» **What you are asked to do**: Write out the whole listing exactly; no images belong in it.

» **Supplied records**:

Content starts

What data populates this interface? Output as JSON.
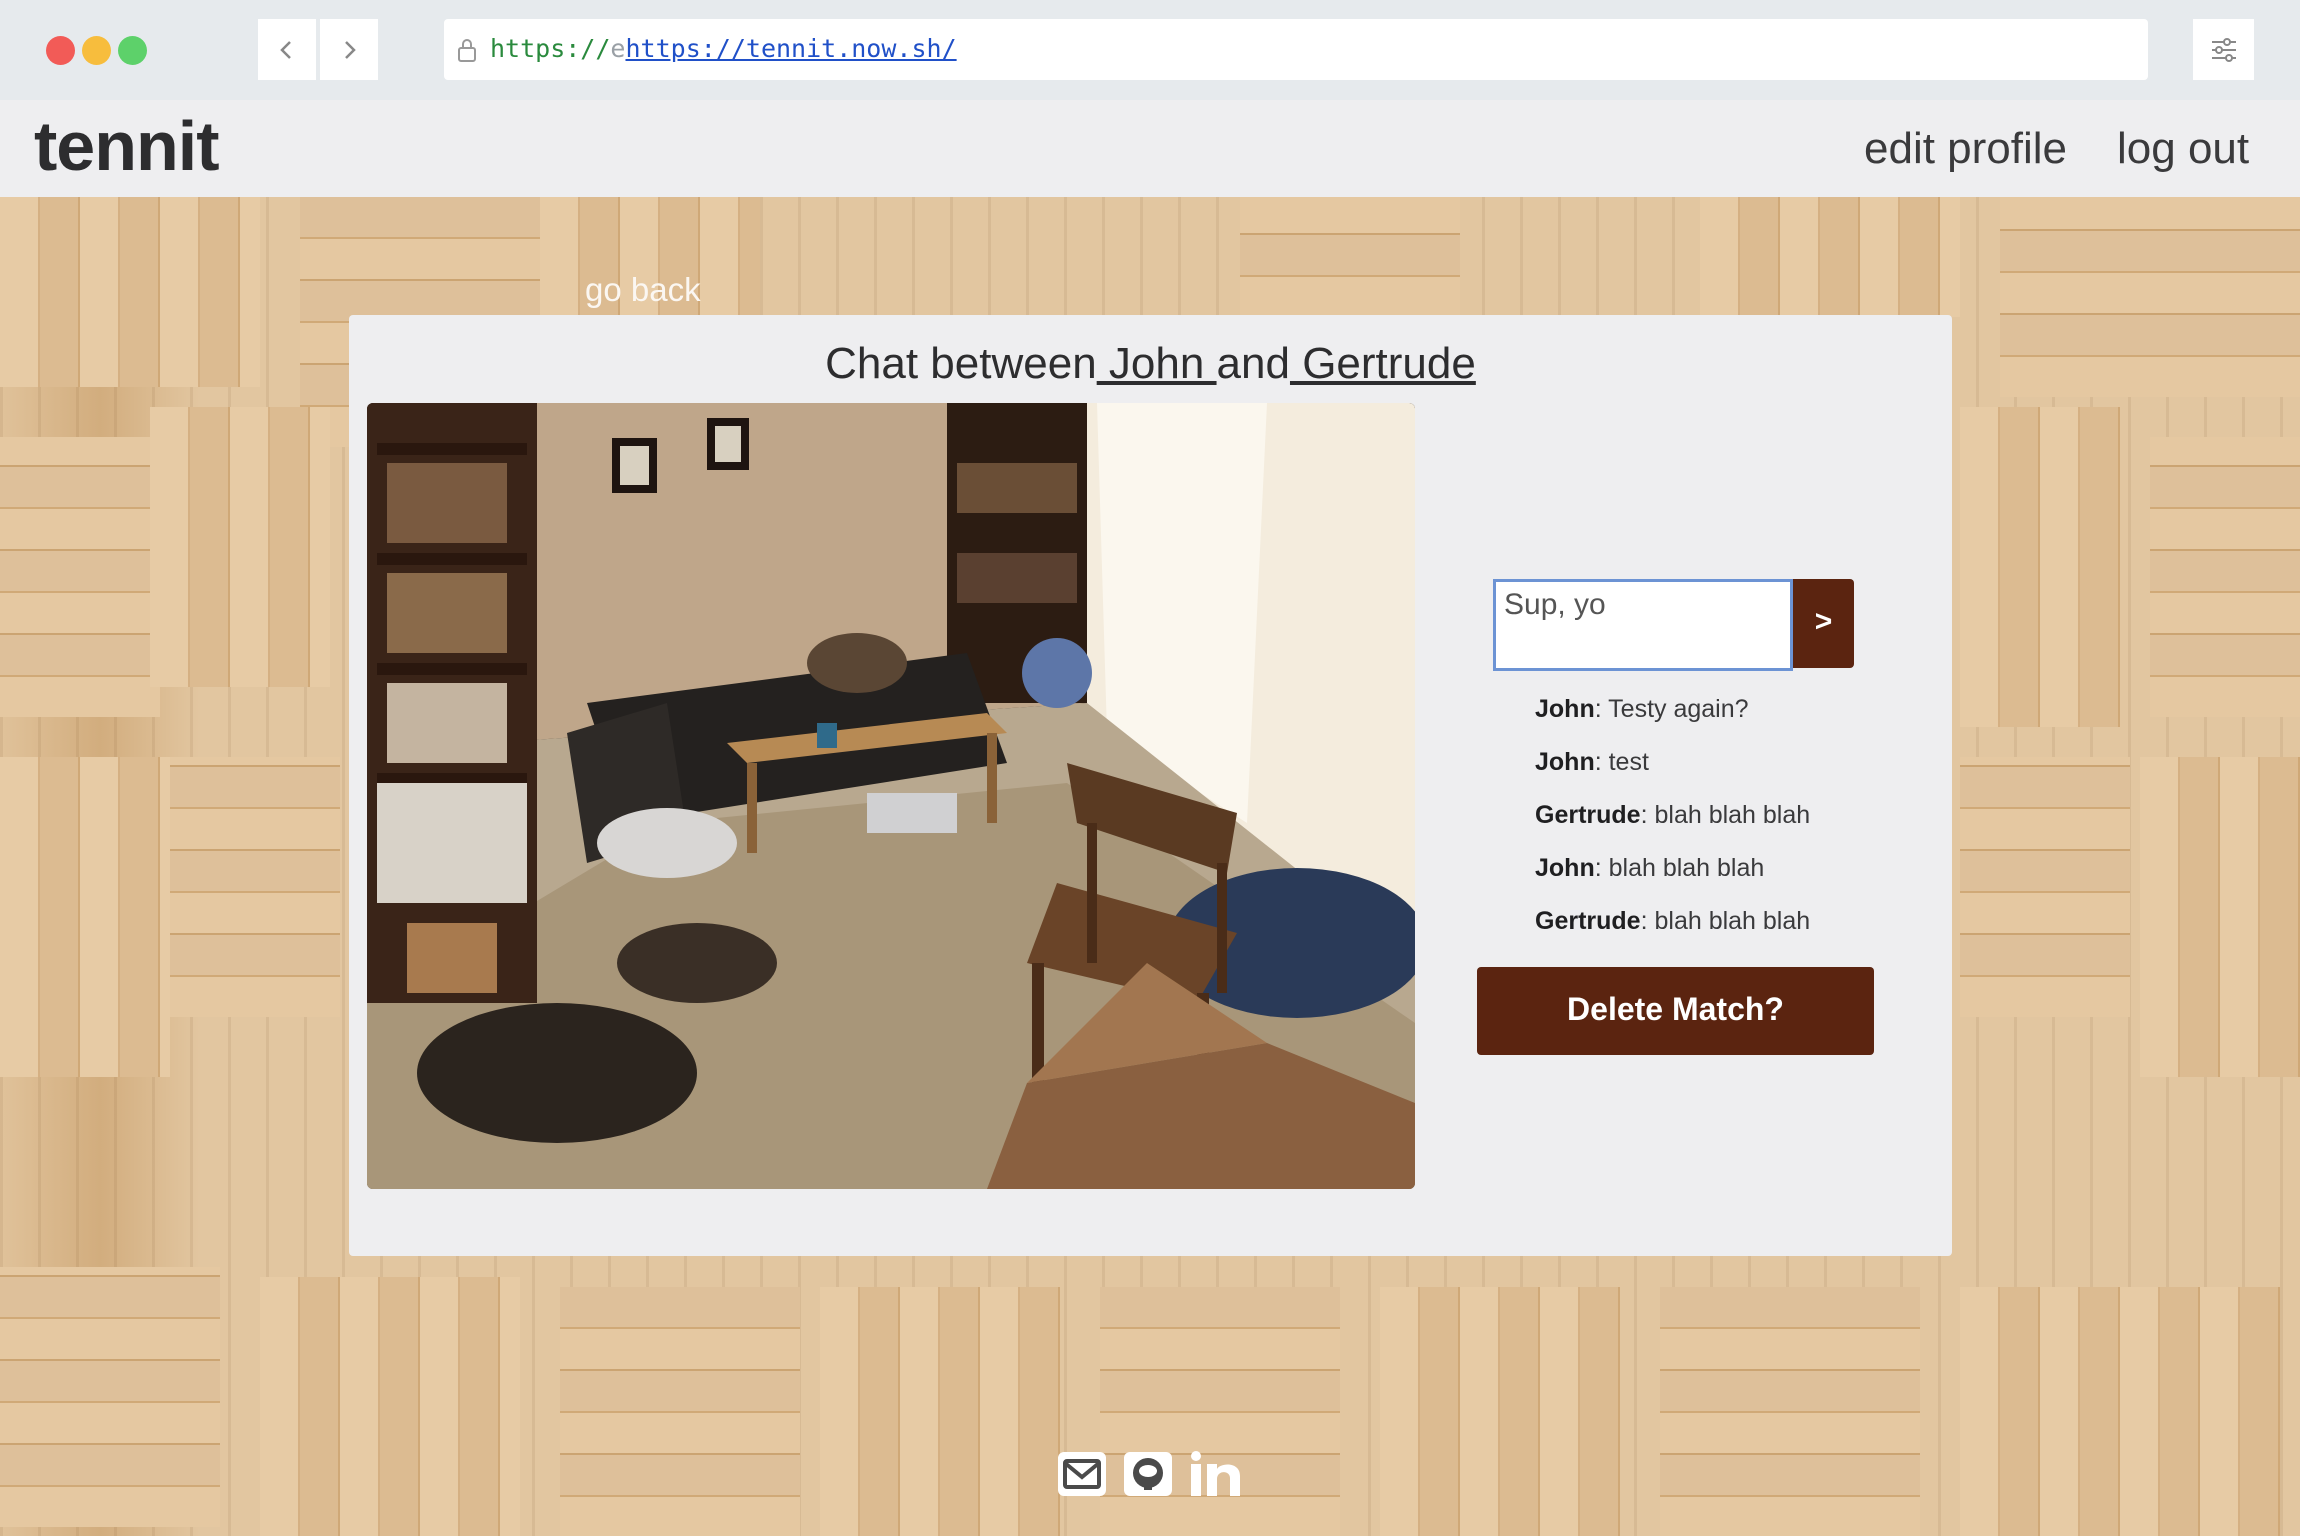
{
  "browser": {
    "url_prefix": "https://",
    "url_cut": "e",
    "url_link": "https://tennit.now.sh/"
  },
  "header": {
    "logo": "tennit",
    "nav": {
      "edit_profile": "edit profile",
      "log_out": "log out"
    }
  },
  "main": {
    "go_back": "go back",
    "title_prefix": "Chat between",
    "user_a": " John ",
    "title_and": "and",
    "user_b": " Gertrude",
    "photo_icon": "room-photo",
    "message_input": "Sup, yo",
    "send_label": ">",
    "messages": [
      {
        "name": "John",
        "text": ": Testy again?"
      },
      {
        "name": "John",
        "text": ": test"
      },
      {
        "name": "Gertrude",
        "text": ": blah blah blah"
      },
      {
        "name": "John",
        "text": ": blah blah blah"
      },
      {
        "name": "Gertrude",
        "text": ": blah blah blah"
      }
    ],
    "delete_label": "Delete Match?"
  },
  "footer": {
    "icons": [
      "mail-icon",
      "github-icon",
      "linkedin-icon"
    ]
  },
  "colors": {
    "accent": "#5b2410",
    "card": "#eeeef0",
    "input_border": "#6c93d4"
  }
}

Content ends

» **Response box**:
What data populates this interface? Output as JSON.
{
  "browser": {
    "url_prefix": "https://",
    "url_cut": "e",
    "url_link": "https://tennit.now.sh/"
  },
  "header": {
    "logo": "tennit",
    "nav": {
      "edit_profile": "edit profile",
      "log_out": "log out"
    }
  },
  "main": {
    "go_back": "go back",
    "title_prefix": "Chat between",
    "user_a": " John ",
    "title_and": "and",
    "user_b": " Gertrude",
    "photo_icon": "room-photo",
    "message_input": "Sup, yo",
    "send_label": ">",
    "messages": [
      {
        "name": "John",
        "text": ": Testy again?"
      },
      {
        "name": "John",
        "text": ": test"
      },
      {
        "name": "Gertrude",
        "text": ": blah blah blah"
      },
      {
        "name": "John",
        "text": ": blah blah blah"
      },
      {
        "name": "Gertrude",
        "text": ": blah blah blah"
      }
    ],
    "delete_label": "Delete Match?"
  },
  "footer": {
    "icons": [
      "mail-icon",
      "github-icon",
      "linkedin-icon"
    ]
  },
  "colors": {
    "accent": "#5b2410",
    "card": "#eeeef0",
    "input_border": "#6c93d4"
  }
}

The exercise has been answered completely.